“Residents should know that the government of Camden County is ready in the event of any emergency, including a potential viral outbreak,” said Freeholder Director Louis Cappelli, Jr. “Plans are in place to ensure that we are always prepared to respond to the needs of our citizens whether in the event of a natural disaster, severe storms, or a public health crisis.”
About COVID-19/What to Do
The COVID-19 is a novel coronavirus which is believed to have first emerged in Wuhan, China in December 2019. Coronaviruses are a large family of viruses that can cause respiratory illness such as the common cold, or more severe illness such as the severe acute respiratory syndrome (SARS).
On Feb. 27, the CDC confirmed the first known case of the coronavirus in the United States not to result from travel to an affected region or contact with another person already known to have contracted the infection. As of noon, on March 5, there are 99 known cases of coronavirus inside the United States, according to the CDC.
Current understanding about how the coronavirus spreads is largely based on what is known about similar coronaviruses. The virus is thought to spread mainly from person-to-person, but it may be possible that a person can contract the illness by touching a surface or object that has the virus on it and then touching their own mouth, nose, or eyes.
Confirmed cases of COVID-19 have ranged from mild symptoms to severe illness and death. Symptoms include fever, cough, and shortness of breath. It is important to reiterate that at this time, the CDC maintains that for the general American public, the immediate health risk from coronavirus is considered low.
If you are experiencing symptoms following possible exposure to COVID-19, seek medical care as soon as possible. Remember to call ahead and tell the healthcare provider’s office about your recent travel, symptoms, and concern.

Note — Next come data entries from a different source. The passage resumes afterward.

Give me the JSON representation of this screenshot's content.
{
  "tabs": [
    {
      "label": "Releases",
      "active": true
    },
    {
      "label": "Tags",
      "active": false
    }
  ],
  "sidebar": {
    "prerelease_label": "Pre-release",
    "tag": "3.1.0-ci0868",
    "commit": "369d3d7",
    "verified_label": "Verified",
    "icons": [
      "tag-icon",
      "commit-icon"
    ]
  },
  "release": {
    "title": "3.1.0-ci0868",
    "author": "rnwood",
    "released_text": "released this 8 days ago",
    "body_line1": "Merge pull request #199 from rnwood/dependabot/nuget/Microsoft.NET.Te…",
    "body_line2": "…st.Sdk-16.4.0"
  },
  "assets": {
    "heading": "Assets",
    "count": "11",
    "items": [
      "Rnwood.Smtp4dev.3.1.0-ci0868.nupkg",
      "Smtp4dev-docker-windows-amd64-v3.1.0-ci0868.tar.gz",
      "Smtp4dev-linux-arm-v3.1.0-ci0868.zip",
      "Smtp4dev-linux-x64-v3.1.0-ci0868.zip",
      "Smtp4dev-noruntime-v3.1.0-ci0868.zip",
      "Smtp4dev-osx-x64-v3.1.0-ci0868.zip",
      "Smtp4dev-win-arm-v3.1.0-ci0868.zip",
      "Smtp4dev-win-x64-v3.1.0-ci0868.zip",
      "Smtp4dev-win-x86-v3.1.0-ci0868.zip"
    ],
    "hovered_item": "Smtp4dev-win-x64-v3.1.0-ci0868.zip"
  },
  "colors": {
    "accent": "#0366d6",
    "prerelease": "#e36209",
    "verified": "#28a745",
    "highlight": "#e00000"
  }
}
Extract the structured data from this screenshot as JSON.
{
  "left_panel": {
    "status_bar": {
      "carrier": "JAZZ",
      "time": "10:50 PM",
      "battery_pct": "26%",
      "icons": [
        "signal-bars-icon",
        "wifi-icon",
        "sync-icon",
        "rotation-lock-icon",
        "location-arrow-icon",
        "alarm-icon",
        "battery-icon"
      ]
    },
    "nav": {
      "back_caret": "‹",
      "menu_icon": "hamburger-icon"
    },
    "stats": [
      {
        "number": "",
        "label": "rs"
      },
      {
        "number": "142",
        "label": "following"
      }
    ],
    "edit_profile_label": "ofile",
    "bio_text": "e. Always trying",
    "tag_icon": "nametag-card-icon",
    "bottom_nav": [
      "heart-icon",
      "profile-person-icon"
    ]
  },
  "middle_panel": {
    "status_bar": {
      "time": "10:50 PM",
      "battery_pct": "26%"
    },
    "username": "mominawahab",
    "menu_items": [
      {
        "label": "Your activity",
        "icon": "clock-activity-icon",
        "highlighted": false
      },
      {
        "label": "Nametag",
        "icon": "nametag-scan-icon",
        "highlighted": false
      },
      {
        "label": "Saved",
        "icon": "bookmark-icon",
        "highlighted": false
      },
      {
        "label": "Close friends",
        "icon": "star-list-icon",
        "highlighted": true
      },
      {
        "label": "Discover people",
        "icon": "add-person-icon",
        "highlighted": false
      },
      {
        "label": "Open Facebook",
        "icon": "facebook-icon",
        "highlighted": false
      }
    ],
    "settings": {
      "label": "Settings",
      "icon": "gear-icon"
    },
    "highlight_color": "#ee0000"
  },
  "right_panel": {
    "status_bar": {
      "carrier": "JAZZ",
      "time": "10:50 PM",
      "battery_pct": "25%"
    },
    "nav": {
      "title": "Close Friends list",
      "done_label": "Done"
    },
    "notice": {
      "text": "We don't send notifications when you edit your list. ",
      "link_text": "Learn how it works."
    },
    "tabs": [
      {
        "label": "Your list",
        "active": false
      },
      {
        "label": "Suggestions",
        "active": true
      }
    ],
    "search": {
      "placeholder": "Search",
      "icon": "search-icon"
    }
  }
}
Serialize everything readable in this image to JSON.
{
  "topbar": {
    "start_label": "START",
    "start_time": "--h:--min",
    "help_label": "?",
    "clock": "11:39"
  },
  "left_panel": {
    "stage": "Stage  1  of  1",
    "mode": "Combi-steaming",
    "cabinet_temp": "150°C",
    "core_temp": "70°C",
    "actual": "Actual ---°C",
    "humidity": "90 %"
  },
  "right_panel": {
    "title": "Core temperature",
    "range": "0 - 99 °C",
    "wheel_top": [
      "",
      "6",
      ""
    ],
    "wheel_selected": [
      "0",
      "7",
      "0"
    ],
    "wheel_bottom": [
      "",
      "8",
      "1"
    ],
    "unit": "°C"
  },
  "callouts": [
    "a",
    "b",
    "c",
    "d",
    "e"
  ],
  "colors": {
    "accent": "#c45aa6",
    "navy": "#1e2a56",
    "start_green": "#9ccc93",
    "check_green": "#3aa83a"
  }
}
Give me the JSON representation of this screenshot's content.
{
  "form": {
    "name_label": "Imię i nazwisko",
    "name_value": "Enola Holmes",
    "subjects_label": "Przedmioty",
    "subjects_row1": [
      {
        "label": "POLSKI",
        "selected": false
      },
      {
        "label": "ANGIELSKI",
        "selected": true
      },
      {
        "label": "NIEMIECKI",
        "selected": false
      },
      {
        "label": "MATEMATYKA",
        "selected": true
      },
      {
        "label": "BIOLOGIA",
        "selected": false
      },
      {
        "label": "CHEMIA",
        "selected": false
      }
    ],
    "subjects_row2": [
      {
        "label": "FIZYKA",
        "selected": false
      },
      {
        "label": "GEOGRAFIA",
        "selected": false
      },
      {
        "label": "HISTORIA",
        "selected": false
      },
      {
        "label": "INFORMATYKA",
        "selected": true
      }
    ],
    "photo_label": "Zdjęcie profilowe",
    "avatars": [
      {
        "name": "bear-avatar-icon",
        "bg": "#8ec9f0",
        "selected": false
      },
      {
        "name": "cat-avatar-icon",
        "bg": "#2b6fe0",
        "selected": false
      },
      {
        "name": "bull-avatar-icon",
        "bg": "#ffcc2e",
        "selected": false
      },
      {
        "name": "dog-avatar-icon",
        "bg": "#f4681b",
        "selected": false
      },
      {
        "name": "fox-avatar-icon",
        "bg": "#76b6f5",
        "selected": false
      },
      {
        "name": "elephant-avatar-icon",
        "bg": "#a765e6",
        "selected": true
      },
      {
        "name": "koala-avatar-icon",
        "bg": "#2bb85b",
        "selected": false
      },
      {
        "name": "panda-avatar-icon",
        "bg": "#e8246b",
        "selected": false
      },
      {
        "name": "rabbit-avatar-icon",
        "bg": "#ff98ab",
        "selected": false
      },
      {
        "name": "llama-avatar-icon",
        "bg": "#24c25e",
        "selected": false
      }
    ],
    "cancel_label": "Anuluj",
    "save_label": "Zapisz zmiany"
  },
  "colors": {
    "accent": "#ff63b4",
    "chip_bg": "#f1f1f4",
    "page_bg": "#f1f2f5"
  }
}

Please also avoid contact with others and do not travel.
Anyone with questions about the novel coronavirus, symptoms, or their risk of exposure, can call the free, 24-hour public hotline at 1-800-222-1222 where trained professionals are standing by to answer your questions.